(WHAT TO WORK ON): The number of lines holding "value" is all you should give; count them in the records below.

====== DATA SHOWN

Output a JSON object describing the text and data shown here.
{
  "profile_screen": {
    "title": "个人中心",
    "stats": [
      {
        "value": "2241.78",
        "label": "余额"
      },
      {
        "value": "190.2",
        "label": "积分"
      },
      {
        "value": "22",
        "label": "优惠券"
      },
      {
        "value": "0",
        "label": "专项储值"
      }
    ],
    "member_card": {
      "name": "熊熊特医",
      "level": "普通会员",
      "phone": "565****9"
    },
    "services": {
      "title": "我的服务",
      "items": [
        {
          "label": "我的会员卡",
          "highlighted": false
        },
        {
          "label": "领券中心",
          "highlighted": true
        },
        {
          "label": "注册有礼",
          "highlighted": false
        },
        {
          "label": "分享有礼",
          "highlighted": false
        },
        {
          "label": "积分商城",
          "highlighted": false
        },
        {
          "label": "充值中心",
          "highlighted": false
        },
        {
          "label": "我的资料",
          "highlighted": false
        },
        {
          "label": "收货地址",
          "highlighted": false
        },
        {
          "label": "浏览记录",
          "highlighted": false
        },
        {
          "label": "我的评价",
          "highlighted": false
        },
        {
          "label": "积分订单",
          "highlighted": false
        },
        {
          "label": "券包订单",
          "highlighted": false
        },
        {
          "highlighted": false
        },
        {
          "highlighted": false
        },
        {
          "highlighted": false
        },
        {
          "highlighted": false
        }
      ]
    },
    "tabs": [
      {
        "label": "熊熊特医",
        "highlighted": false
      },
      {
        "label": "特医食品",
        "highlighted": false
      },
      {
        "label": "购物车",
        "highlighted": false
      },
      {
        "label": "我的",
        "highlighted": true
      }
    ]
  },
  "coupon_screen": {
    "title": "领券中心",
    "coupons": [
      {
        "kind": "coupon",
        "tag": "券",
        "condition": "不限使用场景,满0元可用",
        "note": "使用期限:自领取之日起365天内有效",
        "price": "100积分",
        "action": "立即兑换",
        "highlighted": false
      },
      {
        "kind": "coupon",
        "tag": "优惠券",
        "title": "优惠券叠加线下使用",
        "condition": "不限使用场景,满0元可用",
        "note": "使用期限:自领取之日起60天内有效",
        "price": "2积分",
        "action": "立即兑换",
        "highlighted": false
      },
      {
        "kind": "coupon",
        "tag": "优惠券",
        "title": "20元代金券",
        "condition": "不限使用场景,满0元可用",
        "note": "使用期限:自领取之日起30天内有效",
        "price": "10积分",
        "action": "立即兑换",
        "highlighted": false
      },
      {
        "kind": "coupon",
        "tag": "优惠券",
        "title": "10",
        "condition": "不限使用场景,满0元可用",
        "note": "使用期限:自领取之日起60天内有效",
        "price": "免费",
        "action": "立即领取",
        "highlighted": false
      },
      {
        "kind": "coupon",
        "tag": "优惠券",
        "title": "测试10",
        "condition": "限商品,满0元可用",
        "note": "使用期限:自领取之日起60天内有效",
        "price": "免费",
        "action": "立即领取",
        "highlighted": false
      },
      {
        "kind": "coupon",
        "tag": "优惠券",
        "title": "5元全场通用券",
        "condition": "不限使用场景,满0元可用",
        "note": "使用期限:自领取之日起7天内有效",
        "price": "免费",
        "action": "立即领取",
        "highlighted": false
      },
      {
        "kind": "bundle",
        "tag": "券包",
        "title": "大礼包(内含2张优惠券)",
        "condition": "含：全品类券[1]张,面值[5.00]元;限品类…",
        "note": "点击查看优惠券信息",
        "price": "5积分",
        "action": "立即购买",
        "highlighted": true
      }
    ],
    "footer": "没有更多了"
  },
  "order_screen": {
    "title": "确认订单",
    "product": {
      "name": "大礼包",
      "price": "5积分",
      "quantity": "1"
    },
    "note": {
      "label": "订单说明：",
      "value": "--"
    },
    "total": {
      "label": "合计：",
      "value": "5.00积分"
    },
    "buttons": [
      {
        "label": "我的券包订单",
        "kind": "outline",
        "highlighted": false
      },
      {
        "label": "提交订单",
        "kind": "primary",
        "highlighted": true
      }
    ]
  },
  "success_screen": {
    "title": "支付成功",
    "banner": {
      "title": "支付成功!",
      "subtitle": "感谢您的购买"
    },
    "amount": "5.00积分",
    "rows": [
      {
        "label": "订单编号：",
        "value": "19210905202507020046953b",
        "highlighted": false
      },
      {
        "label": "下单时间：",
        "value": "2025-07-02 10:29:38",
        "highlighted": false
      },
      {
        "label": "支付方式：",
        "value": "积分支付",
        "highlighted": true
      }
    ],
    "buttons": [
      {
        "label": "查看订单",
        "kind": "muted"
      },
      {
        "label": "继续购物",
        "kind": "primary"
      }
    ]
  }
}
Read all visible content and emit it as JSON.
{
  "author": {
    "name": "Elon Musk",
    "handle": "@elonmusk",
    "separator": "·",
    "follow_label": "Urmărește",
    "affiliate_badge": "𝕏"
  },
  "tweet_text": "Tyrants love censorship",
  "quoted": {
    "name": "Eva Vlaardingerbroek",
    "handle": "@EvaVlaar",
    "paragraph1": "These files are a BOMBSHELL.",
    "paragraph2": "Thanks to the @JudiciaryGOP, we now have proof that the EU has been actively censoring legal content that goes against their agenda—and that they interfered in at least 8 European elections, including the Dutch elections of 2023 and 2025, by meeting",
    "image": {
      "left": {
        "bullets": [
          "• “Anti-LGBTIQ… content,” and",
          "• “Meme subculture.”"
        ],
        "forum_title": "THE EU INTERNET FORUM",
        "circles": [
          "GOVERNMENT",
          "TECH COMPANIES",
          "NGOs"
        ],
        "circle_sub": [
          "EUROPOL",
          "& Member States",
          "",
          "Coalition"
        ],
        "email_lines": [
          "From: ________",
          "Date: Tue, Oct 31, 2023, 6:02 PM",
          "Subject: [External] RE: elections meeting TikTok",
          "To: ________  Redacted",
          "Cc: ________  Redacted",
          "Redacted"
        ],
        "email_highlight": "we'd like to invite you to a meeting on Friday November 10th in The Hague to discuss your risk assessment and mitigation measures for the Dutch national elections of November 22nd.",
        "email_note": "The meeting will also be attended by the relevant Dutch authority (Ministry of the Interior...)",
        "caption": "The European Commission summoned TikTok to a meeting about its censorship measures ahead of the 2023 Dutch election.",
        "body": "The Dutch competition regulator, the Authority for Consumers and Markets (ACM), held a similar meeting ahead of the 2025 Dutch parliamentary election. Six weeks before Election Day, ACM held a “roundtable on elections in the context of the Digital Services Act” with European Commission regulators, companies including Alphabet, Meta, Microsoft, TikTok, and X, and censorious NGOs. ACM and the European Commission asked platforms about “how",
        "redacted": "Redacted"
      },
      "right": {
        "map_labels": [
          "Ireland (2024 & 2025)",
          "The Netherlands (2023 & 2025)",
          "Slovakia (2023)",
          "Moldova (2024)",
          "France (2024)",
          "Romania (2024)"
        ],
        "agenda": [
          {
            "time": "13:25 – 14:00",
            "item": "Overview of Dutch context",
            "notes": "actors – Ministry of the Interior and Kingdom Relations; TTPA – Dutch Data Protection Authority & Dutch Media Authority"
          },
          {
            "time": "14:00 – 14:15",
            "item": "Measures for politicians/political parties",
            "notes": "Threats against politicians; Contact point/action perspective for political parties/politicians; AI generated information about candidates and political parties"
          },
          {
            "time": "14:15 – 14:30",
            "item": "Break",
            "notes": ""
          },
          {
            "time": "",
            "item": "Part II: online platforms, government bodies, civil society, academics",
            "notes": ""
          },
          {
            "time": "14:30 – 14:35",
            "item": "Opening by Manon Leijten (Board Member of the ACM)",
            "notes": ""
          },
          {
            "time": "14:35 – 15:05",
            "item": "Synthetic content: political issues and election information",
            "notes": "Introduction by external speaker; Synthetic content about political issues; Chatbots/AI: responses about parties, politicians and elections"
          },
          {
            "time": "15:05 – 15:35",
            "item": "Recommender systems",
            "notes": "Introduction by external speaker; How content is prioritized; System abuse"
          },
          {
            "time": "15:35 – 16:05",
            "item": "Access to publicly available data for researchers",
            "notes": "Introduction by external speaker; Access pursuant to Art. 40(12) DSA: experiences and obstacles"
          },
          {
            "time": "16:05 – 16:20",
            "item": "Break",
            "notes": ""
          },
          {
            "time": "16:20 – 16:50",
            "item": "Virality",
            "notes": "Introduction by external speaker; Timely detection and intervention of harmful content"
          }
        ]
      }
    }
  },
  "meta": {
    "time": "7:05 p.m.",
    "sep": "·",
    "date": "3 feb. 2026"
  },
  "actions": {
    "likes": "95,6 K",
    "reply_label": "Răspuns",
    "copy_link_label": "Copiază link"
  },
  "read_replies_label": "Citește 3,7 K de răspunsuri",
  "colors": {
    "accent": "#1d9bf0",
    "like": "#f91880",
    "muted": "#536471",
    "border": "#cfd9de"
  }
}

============

(RESPONSE): 9